Spy Kids 2: The Island of Lost Dreams cam out in 2002, and a little over a decade later consumer technology is starting to reflect movie spy gadgets. With devices like Nike+, the Apple Watch, Android Wear, Google Glass and many more, walking into your local tech shop is starting to resemble a trip to Q’s lab in the James Bond films. Wearables seem to be the technological frontier of the 20-teens, much like the cell-phone was in the 2000’s.
Before we continue, you need to know what wearbles are. There are many definitions, but the consensus is that they are a technological devise worn on the users body with several functions that enhance the users experience. Your watch doesn’t count, unless it tracks your location via GPS, or monitors your vital signs, or makes txts and phone calls, or allows you to access the internet, or any combination of the above and more. In this age of wearbles your average wristwatch has the same technological value as a rock.
So why is there such a craze for this wearable tech? There are two reasons that I can see. The first being the innovative applications that these devices run, and the specialized services that they offer to their users. There are watches that can monitor your vitals, metabolism, calories burned, and breathing during a work out. For athletes these services is extremely valuable, and helps them to do what they do better. There are also wearables created for infants that allow you to monitor sound, as well as vitals, sleep cycle information, and more.
The second reason is that our society craves convenience and novelty. This is more a cometary on society, but if we don’t take into account this very legitimate driving force behind the integration of wearable technology into popular culture, then how will we know how to best use it for business purposes? Things like the apple watch are banking on the popularity of their brand, and the fact that their loyal customers will buy most anything with their logo on it. When I talk to people about the apple watch the only function that people talk about wanting is the ease of access to their phone’s functions. Other than that, they are just talking about who they know that is getting one.

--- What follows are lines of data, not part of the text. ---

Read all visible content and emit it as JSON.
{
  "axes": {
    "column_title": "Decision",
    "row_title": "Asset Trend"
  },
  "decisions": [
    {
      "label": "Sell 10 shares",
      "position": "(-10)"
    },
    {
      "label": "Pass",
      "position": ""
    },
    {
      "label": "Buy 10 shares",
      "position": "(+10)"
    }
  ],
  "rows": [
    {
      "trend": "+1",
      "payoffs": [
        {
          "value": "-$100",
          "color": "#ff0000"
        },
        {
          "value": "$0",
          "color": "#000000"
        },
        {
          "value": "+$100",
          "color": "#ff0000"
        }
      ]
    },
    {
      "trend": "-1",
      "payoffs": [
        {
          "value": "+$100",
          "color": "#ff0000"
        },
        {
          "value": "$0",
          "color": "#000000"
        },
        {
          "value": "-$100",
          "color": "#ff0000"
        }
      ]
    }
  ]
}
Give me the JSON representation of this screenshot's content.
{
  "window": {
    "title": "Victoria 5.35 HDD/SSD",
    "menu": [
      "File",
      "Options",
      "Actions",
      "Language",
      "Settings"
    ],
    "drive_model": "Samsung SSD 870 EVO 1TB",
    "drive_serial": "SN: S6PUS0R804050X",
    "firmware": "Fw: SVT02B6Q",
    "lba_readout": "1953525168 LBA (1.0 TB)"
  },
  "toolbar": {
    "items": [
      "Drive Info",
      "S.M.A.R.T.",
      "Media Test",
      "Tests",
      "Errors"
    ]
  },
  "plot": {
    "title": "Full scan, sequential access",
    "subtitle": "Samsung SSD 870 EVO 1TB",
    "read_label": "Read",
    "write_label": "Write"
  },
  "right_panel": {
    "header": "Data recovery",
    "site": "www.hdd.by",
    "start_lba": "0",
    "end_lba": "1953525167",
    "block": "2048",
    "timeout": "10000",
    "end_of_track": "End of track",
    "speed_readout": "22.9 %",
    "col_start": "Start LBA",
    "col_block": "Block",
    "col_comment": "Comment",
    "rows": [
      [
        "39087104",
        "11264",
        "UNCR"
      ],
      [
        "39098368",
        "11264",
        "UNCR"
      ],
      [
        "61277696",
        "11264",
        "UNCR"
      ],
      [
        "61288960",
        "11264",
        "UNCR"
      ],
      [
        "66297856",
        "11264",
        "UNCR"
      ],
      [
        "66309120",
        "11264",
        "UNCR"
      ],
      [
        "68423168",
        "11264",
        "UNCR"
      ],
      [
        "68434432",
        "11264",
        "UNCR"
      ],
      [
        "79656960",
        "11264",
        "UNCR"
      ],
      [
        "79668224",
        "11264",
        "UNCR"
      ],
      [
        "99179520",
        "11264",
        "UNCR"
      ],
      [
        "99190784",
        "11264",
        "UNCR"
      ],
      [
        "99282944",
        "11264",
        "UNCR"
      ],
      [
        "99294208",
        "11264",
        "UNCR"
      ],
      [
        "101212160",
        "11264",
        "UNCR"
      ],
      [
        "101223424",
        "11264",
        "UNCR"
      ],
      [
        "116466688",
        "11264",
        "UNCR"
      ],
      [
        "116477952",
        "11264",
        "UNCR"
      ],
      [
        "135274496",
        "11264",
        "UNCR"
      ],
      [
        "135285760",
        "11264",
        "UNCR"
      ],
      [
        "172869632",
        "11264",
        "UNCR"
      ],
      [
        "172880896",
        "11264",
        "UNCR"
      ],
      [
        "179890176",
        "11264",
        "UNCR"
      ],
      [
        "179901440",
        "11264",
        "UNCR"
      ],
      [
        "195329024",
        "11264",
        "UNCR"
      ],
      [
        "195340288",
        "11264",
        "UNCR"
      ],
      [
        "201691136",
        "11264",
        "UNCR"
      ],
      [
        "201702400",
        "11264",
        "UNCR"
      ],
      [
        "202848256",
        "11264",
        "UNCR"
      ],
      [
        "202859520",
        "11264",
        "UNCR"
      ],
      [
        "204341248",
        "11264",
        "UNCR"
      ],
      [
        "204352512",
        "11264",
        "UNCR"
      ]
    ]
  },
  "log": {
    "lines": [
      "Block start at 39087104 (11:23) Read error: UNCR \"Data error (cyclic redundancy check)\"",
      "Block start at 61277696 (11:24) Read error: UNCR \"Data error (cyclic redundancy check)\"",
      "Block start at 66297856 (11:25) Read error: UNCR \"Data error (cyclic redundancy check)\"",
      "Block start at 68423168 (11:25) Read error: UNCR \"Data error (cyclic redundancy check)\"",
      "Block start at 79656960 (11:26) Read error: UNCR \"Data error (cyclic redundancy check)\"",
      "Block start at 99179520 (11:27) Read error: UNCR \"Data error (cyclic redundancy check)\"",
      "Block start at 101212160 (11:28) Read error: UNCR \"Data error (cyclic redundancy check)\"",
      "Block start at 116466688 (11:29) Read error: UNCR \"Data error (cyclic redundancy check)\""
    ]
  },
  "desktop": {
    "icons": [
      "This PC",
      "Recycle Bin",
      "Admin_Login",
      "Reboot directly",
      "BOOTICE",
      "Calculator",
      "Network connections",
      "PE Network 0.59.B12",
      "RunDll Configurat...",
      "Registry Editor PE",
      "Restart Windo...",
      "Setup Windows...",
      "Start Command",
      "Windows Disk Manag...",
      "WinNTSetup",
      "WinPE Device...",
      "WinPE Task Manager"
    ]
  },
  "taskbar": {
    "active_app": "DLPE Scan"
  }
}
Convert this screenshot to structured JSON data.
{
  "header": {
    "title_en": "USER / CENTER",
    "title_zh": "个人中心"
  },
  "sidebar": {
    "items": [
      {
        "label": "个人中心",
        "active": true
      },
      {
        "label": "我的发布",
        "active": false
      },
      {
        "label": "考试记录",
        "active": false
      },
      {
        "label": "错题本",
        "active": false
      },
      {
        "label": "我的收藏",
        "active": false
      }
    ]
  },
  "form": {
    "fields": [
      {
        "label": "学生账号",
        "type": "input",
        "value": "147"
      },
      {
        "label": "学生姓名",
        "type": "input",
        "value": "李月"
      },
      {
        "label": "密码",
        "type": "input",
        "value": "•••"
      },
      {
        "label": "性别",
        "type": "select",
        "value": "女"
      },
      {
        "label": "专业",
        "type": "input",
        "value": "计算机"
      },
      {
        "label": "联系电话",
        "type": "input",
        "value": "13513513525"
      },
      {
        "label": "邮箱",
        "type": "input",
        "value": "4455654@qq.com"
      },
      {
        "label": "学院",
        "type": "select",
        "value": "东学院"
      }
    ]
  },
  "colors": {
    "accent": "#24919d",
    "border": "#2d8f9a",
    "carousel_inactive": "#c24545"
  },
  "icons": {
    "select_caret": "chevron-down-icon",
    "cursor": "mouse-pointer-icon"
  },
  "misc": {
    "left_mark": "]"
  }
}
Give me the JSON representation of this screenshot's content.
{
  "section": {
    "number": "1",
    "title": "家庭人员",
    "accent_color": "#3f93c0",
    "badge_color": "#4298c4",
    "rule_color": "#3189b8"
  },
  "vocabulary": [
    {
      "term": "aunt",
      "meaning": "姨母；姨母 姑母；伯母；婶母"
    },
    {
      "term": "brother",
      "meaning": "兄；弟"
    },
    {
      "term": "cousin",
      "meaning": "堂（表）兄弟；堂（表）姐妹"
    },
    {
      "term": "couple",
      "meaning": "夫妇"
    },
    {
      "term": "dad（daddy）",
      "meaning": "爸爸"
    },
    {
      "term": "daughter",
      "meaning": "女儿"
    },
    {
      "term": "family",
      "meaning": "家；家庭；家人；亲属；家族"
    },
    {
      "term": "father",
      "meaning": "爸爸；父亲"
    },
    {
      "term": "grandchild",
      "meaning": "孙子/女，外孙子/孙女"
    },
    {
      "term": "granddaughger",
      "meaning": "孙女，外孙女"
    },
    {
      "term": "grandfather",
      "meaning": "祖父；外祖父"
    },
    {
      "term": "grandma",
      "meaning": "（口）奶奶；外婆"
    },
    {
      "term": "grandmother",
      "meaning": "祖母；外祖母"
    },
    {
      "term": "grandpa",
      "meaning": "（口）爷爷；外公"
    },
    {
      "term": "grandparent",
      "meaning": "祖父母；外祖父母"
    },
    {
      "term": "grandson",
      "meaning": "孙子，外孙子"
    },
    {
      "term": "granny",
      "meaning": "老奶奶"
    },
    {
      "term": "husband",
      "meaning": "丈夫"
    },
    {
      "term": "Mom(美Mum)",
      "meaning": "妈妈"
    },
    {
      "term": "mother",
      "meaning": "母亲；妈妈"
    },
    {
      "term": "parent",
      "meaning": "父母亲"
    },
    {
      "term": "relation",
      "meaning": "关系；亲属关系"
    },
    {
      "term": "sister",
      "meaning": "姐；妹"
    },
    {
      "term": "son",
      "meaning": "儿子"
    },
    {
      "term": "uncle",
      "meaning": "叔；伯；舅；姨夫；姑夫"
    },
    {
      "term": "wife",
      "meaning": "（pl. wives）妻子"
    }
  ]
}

Based on these observations, wearables offer access to very specific demographics. The first being highly targeted demographics for the users of wearables that fit a specific purpose (i.e. workout monitoring devices, and baby monitors). The other being the early adopters and trend followers, capitalizing on the desire of the novelty and a desire to fit in with the “trendy”.
As a consumer, I do not like wearable devices. I feel like the direction they are currently taking, away from specific purposes and towards general all purpose devices, is nothing but a ploy to get more money from consumers. Call me old fashioned, but I like my watch to be just a watch.